START DATA IN THIS EXERCISE

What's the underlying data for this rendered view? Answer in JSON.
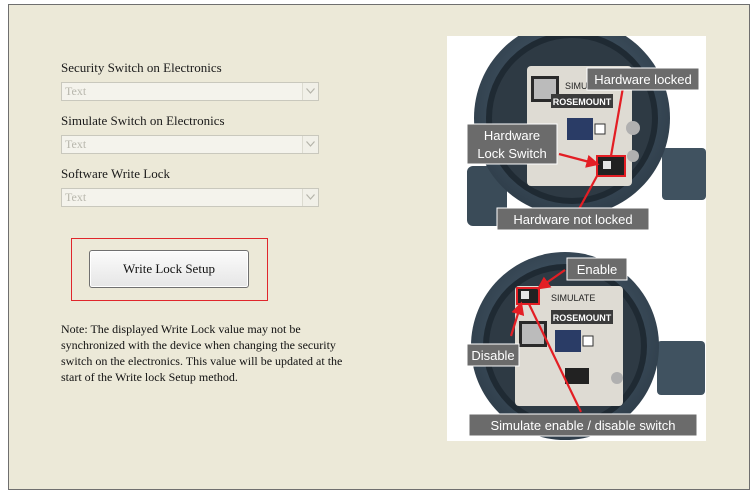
{
  "fields": [
    {
      "label": "Security Switch on Electronics",
      "value": "Text"
    },
    {
      "label": "Simulate Switch on Electronics",
      "value": "Text"
    },
    {
      "label": "Software Write Lock",
      "value": "Text"
    }
  ],
  "button": {
    "label": "Write Lock Setup"
  },
  "note": "Note: The displayed Write Lock value may not be synchronized with the device when changing the security switch on the electronics. This value will be updated at the start of the Write lock Setup method.",
  "image": {
    "top": {
      "brand": "ROSEMOUNT",
      "housing_text": "SIMULA",
      "callouts": {
        "locked": "Hardware locked",
        "switch_line1": "Hardware",
        "switch_line2": "Lock Switch",
        "not_locked": "Hardware not locked"
      }
    },
    "bottom": {
      "brand": "ROSEMOUNT",
      "housing_text": "SIMULATE",
      "callouts": {
        "enable": "Enable",
        "disable": "Disable",
        "switch": "Simulate enable / disable switch"
      }
    },
    "colors": {
      "housing": "#3d4e5b",
      "callout_bg": "#6b6b6b",
      "arrow": "#e31e24"
    }
  }
}
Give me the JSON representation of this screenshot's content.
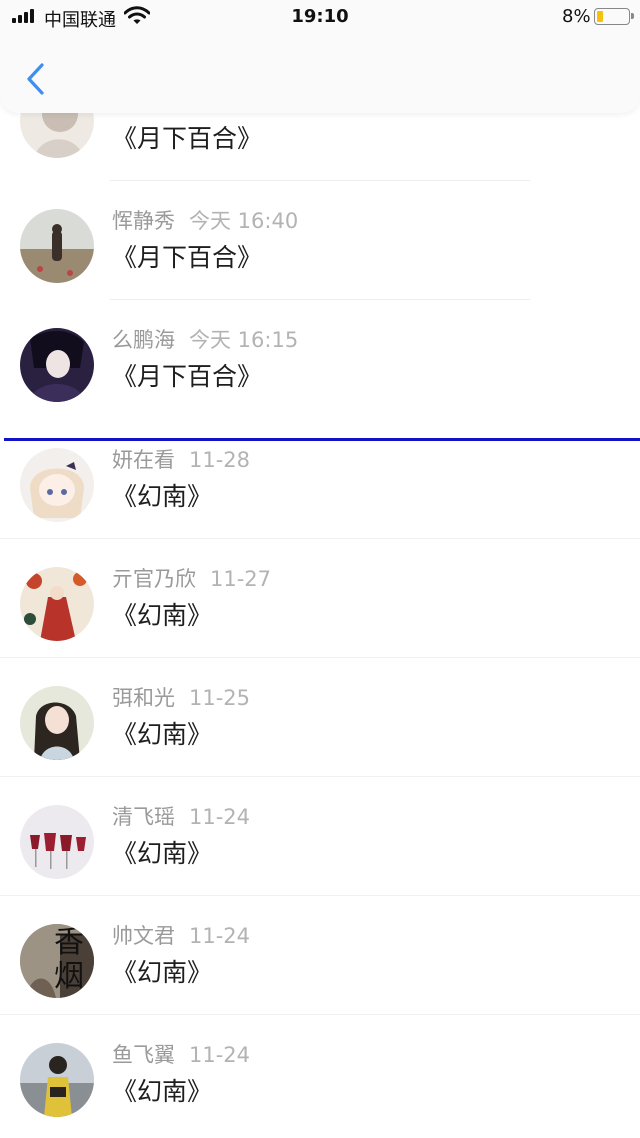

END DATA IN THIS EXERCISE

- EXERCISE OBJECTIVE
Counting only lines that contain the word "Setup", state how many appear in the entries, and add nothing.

- SOLUTION FOR THIS PROBLEM
2